In an increasingly cutthroat business world, the wholesale theft of food finds ready clients. The peanut butter cups taken by the Shulaya gang, for instance, were probably destined to be sold to some of the hundreds of New York bodegas. Many of these stores are too small to be visited by sales reps from large food distributors, and the steep margins they can make on stolen food, and especially on stolen cigarettes, can prove tempting. Those margins can be as high as three to four times the price they pay for black-market goods, compared with an average margin of 5 to 10 percent in most grocery stores.
Food heists can sometimes be very small scale. In 2016, New York City saw a rash of thefts of high-end ice cream. Thieves carrying shopping bags, backpacks, or even a duffle bag packed with dry ice, would enter understaffed chain stores at night and make off with as many as 200 pints of ice cream. In one case, a 28-year-old Manhattan man led a gang of six ice cream thieves, including four minors. The kids would distract store clerks while the adults loaded bags with frozen loot. Police suspect the ice cream in most of the thefts was sold for as little as 10 cents on the dollar to convenience stores in Brooklyn, the Bronx, and Upper Manhattan, which then resold it to unsuspecting customers.
Climate change, which is causing wide swings in the availability and price of food, is fueling food theft. After an unexpected freeze in 2011 savaged Florida’s vegetable crops, sending produce prices skyrocketing, thieves stole six tractor trailers of tomatoes from Sunshine State wholesalers, along with a truck full of cucumbers and another full of frozen meat. The thieves managed to take the produce without violence by pretending to be a legitimate trucking company. The food was never recovered, and police believe the tomatoes—unmarked and untraceable—were sold to small convenience stores or food processing companies in the area who were happy to buy goods below market price and keep a hefty margin. And hungry consumers were perfectly content to eat their salads, having no idea where those tomatoes came from.

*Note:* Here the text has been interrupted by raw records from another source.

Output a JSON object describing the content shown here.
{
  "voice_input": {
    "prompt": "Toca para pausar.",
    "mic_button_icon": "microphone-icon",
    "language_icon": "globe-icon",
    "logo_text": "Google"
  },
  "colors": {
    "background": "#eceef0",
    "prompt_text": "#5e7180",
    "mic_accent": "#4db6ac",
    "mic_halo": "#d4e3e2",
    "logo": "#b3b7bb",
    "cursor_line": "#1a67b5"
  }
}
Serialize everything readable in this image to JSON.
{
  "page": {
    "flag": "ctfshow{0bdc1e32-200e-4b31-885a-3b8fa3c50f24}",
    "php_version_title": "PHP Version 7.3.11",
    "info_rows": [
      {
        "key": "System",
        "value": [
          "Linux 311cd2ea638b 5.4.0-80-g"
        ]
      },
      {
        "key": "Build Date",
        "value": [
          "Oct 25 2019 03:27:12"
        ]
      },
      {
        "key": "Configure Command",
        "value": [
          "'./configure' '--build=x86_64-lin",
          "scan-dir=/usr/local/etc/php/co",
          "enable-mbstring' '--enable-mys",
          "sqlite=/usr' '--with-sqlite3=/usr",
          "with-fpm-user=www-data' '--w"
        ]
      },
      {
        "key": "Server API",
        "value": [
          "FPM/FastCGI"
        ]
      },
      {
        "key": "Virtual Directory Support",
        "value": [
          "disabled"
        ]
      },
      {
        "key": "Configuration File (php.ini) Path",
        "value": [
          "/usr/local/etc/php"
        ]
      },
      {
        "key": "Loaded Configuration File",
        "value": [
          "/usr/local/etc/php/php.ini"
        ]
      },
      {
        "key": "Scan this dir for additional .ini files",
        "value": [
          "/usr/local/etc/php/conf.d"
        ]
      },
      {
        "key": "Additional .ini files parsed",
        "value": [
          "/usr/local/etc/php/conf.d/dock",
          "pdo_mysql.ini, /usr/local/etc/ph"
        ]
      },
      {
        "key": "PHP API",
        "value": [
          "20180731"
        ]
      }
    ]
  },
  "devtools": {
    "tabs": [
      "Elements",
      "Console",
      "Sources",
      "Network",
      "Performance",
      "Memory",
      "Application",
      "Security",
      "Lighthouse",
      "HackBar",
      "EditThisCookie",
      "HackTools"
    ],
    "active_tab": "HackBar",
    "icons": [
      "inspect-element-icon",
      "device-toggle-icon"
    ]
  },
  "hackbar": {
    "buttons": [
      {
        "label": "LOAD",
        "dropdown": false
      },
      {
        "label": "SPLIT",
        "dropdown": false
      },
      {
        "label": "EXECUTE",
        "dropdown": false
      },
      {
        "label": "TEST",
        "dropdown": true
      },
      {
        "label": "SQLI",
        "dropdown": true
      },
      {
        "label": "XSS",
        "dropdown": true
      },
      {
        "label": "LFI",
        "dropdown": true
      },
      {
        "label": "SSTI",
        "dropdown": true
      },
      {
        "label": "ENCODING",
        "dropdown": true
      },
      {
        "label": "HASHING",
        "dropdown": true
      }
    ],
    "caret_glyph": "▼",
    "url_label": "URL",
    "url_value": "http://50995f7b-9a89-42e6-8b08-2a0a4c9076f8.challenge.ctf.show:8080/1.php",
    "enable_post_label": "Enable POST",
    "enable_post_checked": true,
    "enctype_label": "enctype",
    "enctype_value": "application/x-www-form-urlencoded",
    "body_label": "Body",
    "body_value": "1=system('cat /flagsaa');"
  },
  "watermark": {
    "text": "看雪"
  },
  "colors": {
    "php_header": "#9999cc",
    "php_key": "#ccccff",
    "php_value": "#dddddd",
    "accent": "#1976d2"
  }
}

You've finished Part I of the Darkest Web, now watch more international intrigue on McMafia, a story of global crime incorporated, co-produced by AMC and the BBC, premiering on February 26 on AMC at 10/9 central.
Illustrations by Patrick Leger